What to produce: In the material below, find all lines with the string "desc" and copy them.

*** Block opens ***

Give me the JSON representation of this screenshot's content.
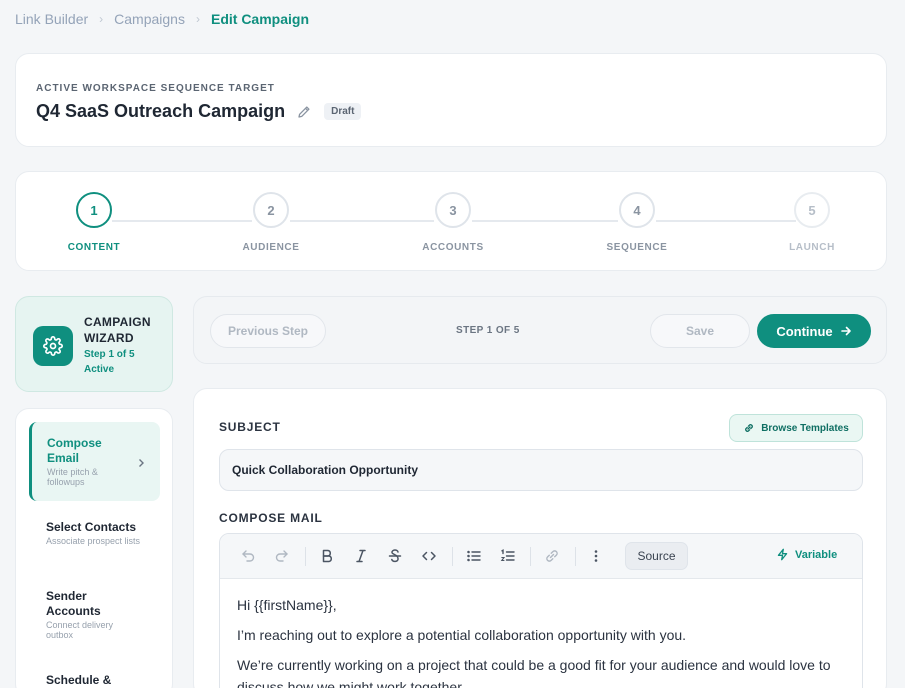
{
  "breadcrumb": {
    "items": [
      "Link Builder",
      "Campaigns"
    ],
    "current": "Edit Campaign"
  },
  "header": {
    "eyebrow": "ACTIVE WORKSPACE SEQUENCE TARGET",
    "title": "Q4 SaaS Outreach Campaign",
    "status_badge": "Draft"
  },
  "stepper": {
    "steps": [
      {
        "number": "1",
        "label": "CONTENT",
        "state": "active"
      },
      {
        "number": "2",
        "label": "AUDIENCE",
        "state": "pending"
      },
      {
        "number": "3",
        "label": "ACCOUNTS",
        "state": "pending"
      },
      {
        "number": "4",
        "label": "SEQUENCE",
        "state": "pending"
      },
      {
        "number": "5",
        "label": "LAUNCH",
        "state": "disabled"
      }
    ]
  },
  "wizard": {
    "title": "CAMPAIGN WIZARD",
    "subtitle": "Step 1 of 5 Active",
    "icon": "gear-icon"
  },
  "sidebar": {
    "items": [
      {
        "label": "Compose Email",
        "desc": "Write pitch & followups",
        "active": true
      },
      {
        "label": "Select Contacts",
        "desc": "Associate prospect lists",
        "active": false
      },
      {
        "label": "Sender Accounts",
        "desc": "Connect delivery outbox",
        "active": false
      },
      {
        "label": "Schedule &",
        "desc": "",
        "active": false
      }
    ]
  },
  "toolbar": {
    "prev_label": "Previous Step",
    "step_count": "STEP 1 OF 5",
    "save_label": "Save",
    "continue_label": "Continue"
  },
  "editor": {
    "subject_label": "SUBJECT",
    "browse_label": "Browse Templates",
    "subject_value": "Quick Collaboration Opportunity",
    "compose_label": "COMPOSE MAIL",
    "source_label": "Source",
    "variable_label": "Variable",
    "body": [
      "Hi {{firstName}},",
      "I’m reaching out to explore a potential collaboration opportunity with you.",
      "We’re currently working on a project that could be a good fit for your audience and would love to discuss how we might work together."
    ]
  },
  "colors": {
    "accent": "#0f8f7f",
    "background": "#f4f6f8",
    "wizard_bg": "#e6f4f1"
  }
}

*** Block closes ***

Solution to this problem:
        "desc": "Write pitch & followups",
        "desc": "Associate prospect lists",
        "desc": "Connect delivery outbox",
        "desc": "",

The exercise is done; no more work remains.